> _WHAT YOU ARE ASKED TO DO_
From first line to last, output the records below exactly.

> _RECORDS FOR THIS EXERCISE_
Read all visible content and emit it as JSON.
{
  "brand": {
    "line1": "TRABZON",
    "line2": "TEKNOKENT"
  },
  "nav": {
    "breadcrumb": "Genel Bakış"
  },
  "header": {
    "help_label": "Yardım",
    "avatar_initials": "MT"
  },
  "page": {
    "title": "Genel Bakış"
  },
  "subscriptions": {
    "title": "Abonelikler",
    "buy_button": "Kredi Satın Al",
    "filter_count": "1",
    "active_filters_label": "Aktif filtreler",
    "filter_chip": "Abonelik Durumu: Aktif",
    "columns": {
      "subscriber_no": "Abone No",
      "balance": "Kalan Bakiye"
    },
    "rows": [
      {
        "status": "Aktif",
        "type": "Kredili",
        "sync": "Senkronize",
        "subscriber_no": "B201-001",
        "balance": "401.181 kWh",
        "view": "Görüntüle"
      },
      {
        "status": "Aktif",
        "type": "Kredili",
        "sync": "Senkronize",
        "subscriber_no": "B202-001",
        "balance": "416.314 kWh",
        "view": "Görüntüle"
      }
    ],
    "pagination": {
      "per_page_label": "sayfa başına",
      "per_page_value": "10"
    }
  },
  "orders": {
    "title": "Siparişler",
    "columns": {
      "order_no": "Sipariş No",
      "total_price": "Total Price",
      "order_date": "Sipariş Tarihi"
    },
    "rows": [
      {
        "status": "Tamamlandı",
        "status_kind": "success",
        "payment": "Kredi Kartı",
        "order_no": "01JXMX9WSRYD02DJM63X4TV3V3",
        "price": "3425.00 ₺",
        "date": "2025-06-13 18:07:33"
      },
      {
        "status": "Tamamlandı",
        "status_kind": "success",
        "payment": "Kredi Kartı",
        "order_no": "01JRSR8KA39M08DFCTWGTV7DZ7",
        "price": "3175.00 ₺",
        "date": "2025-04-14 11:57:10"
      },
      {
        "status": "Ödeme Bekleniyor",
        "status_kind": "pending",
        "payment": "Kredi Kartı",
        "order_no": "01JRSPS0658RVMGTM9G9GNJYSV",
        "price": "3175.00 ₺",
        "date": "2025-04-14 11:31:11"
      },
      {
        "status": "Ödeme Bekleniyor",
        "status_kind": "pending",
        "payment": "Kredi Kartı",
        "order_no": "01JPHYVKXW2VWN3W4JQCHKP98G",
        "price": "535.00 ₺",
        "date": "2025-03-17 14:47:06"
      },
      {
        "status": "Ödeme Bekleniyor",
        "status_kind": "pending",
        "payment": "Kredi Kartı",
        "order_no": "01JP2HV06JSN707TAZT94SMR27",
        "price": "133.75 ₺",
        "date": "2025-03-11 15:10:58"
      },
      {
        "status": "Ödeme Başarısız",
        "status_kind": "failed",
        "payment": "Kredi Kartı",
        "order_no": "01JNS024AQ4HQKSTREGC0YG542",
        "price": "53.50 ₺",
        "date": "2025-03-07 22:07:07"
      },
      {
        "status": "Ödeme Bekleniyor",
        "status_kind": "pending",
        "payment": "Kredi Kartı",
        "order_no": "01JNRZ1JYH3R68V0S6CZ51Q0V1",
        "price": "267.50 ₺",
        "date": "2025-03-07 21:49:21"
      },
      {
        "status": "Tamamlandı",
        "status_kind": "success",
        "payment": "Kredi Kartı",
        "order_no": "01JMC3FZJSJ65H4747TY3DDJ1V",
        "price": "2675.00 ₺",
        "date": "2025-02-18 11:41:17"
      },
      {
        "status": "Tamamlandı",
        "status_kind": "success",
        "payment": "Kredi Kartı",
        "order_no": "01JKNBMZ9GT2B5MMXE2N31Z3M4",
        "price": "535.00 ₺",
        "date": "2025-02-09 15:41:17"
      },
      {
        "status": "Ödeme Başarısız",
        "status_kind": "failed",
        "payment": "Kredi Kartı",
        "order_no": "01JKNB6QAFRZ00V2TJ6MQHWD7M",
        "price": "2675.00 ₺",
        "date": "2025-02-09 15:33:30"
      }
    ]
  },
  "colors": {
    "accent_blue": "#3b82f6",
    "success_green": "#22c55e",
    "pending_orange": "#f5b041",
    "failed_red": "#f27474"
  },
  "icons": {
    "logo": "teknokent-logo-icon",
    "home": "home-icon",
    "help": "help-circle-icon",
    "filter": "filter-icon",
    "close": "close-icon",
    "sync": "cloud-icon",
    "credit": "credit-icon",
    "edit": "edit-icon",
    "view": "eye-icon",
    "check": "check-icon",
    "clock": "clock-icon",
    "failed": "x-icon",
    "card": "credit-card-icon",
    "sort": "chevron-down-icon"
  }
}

> _RESULT FOR THIS EXERCISE_
Read all visible content and emit it as JSON.
{
  "brand": {
    "line1": "TRABZON",
    "line2": "TEKNOKENT"
  },
  "nav": {
    "breadcrumb": "Genel Bakış"
  },
  "header": {
    "help_label": "Yardım",
    "avatar_initials": "MT"
  },
  "page": {
    "title": "Genel Bakış"
  },
  "subscriptions": {
    "title": "Abonelikler",
    "buy_button": "Kredi Satın Al",
    "filter_count": "1",
    "active_filters_label": "Aktif filtreler",
    "filter_chip": "Abonelik Durumu: Aktif",
    "columns": {
      "subscriber_no": "Abone No",
      "balance": "Kalan Bakiye"
    },
    "rows": [
      {
        "status": "Aktif",
        "type": "Kredili",
        "sync": "Senkronize",
        "subscriber_no": "B201-001",
        "balance": "401.181 kWh",
        "view": "Görüntüle"
      },
      {
        "status": "Aktif",
        "type": "Kredili",
        "sync": "Senkronize",
        "subscriber_no": "B202-001",
        "balance": "416.314 kWh",
        "view": "Görüntüle"
      }
    ],
    "pagination": {
      "per_page_label": "sayfa başına",
      "per_page_value": "10"
    }
  },
  "orders": {
    "title": "Siparişler",
    "columns": {
      "order_no": "Sipariş No",
      "total_price": "Total Price",
      "order_date": "Sipariş Tarihi"
    },
    "rows": [
      {
        "status": "Tamamlandı",
        "status_kind": "success",
        "payment": "Kredi Kartı",
        "order_no": "01JXMX9WSRYD02DJM63X4TV3V3",
        "price": "3425.00 ₺",
        "date": "2025-06-13 18:07:33"
      },
      {
        "status": "Tamamlandı",
        "status_kind": "success",
        "payment": "Kredi Kartı",
        "order_no": "01JRSR8KA39M08DFCTWGTV7DZ7",
        "price": "3175.00 ₺",
        "date": "2025-04-14 11:57:10"
      },
      {
        "status": "Ödeme Bekleniyor",
        "status_kind": "pending",
        "payment": "Kredi Kartı",
        "order_no": "01JRSPS0658RVMGTM9G9GNJYSV",
        "price": "3175.00 ₺",
        "date": "2025-04-14 11:31:11"
      },
      {
        "status": "Ödeme Bekleniyor",
        "status_kind": "pending",
        "payment": "Kredi Kartı",
        "order_no": "01JPHYVKXW2VWN3W4JQCHKP98G",
        "price": "535.00 ₺",
        "date": "2025-03-17 14:47:06"
      },
      {
        "status": "Ödeme Bekleniyor",
        "status_kind": "pending",
        "payment": "Kredi Kartı",
        "order_no": "01JP2HV06JSN707TAZT94SMR27",
        "price": "133.75 ₺",
        "date": "2025-03-11 15:10:58"
      },
      {
        "status": "Ödeme Başarısız",
        "status_kind": "failed",
        "payment": "Kredi Kartı",
        "order_no": "01JNS024AQ4HQKSTREGC0YG542",
        "price": "53.50 ₺",
        "date": "2025-03-07 22:07:07"
      },
      {
        "status": "Ödeme Bekleniyor",
        "status_kind": "pending",
        "payment": "Kredi Kartı",
        "order_no": "01JNRZ1JYH3R68V0S6CZ51Q0V1",
        "price": "267.50 ₺",
        "date": "2025-03-07 21:49:21"
      },
      {
        "status": "Tamamlandı",
        "status_kind": "success",
        "payment": "Kredi Kartı",
        "order_no": "01JMC3FZJSJ65H4747TY3DDJ1V",
        "price": "2675.00 ₺",
        "date": "2025-02-18 11:41:17"
      },
      {
        "status": "Tamamlandı",
        "status_kind": "success",
        "payment": "Kredi Kartı",
        "order_no": "01JKNBMZ9GT2B5MMXE2N31Z3M4",
        "price": "535.00 ₺",
        "date": "2025-02-09 15:41:17"
      },
      {
        "status": "Ödeme Başarısız",
        "status_kind": "failed",
        "payment": "Kredi Kartı",
        "order_no": "01JKNB6QAFRZ00V2TJ6MQHWD7M",
        "price": "2675.00 ₺",
        "date": "2025-02-09 15:33:30"
      }
    ]
  },
  "colors": {
    "accent_blue": "#3b82f6",
    "success_green": "#22c55e",
    "pending_orange": "#f5b041",
    "failed_red": "#f27474"
  },
  "icons": {
    "logo": "teknokent-logo-icon",
    "home": "home-icon",
    "help": "help-circle-icon",
    "filter": "filter-icon",
    "close": "close-icon",
    "sync": "cloud-icon",
    "credit": "credit-icon",
    "edit": "edit-icon",
    "view": "eye-icon",
    "check": "check-icon",
    "clock": "clock-icon",
    "failed": "x-icon",
    "card": "credit-card-icon",
    "sort": "chevron-down-icon"
  }
}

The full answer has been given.